- [RECORDS SHOWN]
· · · · · · ·

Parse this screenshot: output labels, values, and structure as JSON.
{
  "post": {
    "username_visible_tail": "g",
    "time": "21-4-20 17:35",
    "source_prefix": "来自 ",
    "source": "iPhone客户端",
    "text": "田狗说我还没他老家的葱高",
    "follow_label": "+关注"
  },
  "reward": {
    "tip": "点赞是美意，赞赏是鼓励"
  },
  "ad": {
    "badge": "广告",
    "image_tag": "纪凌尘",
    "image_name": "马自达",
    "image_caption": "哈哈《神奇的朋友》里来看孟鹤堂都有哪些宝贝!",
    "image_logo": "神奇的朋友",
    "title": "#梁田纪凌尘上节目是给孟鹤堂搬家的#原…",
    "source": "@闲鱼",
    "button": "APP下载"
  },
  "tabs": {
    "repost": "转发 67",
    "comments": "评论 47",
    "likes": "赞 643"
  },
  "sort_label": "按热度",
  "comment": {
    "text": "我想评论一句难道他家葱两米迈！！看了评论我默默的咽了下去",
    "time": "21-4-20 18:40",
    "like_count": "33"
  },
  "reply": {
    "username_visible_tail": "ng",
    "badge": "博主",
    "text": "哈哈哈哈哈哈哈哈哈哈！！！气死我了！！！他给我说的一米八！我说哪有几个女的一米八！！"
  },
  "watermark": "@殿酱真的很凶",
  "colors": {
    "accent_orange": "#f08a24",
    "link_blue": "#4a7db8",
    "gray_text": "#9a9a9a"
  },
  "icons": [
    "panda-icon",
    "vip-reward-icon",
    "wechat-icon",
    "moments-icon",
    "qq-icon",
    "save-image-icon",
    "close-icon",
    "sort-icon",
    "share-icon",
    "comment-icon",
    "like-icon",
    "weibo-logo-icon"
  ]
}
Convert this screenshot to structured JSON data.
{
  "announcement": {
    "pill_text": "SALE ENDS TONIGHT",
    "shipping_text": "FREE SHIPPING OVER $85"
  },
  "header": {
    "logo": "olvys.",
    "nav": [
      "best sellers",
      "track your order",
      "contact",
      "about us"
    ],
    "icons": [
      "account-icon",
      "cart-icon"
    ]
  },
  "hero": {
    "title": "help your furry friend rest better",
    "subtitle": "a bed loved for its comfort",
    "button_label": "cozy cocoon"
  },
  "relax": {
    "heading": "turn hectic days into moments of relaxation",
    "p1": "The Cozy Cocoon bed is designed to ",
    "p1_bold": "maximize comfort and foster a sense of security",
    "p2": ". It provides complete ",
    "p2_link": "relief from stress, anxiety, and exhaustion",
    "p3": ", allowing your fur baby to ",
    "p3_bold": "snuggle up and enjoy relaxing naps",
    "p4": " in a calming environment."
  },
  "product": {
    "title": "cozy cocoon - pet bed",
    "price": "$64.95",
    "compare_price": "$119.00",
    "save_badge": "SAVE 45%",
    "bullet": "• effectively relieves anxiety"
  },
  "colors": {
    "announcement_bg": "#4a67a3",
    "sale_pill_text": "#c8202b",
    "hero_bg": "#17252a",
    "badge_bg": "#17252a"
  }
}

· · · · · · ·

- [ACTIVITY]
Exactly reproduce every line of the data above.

- [ANSWER AREA]
Parse this screenshot: output labels, values, and structure as JSON.
{
  "post": {
    "username_visible_tail": "g",
    "time": "21-4-20 17:35",
    "source_prefix": "来自 ",
    "source": "iPhone客户端",
    "text": "田狗说我还没他老家的葱高",
    "follow_label": "+关注"
  },
  "reward": {
    "tip": "点赞是美意，赞赏是鼓励"
  },
  "ad": {
    "badge": "广告",
    "image_tag": "纪凌尘",
    "image_name": "马自达",
    "image_caption": "哈哈《神奇的朋友》里来看孟鹤堂都有哪些宝贝!",
    "image_logo": "神奇的朋友",
    "title": "#梁田纪凌尘上节目是给孟鹤堂搬家的#原…",
    "source": "@闲鱼",
    "button": "APP下载"
  },
  "tabs": {
    "repost": "转发 67",
    "comments": "评论 47",
    "likes": "赞 643"
  },
  "sort_label": "按热度",
  "comment": {
    "text": "我想评论一句难道他家葱两米迈！！看了评论我默默的咽了下去",
    "time": "21-4-20 18:40",
    "like_count": "33"
  },
  "reply": {
    "username_visible_tail": "ng",
    "badge": "博主",
    "text": "哈哈哈哈哈哈哈哈哈哈！！！气死我了！！！他给我说的一米八！我说哪有几个女的一米八！！"
  },
  "watermark": "@殿酱真的很凶",
  "colors": {
    "accent_orange": "#f08a24",
    "link_blue": "#4a7db8",
    "gray_text": "#9a9a9a"
  },
  "icons": [
    "panda-icon",
    "vip-reward-icon",
    "wechat-icon",
    "moments-icon",
    "qq-icon",
    "save-image-icon",
    "close-icon",
    "sort-icon",
    "share-icon",
    "comment-icon",
    "like-icon",
    "weibo-logo-icon"
  ]
}
Convert this screenshot to structured JSON data.
{
  "announcement": {
    "pill_text": "SALE ENDS TONIGHT",
    "shipping_text": "FREE SHIPPING OVER $85"
  },
  "header": {
    "logo": "olvys.",
    "nav": [
      "best sellers",
      "track your order",
      "contact",
      "about us"
    ],
    "icons": [
      "account-icon",
      "cart-icon"
    ]
  },
  "hero": {
    "title": "help your furry friend rest better",
    "subtitle": "a bed loved for its comfort",
    "button_label": "cozy cocoon"
  },
  "relax": {
    "heading": "turn hectic days into moments of relaxation",
    "p1": "The Cozy Cocoon bed is designed to ",
    "p1_bold": "maximize comfort and foster a sense of security",
    "p2": ". It provides complete ",
    "p2_link": "relief from stress, anxiety, and exhaustion",
    "p3": ", allowing your fur baby to ",
    "p3_bold": "snuggle up and enjoy relaxing naps",
    "p4": " in a calming environment."
  },
  "product": {
    "title": "cozy cocoon - pet bed",
    "price": "$64.95",
    "compare_price": "$119.00",
    "save_badge": "SAVE 45%",
    "bullet": "• effectively relieves anxiety"
  },
  "colors": {
    "announcement_bg": "#4a67a3",
    "sale_pill_text": "#c8202b",
    "hero_bg": "#17252a",
    "badge_bg": "#17252a"
  }
}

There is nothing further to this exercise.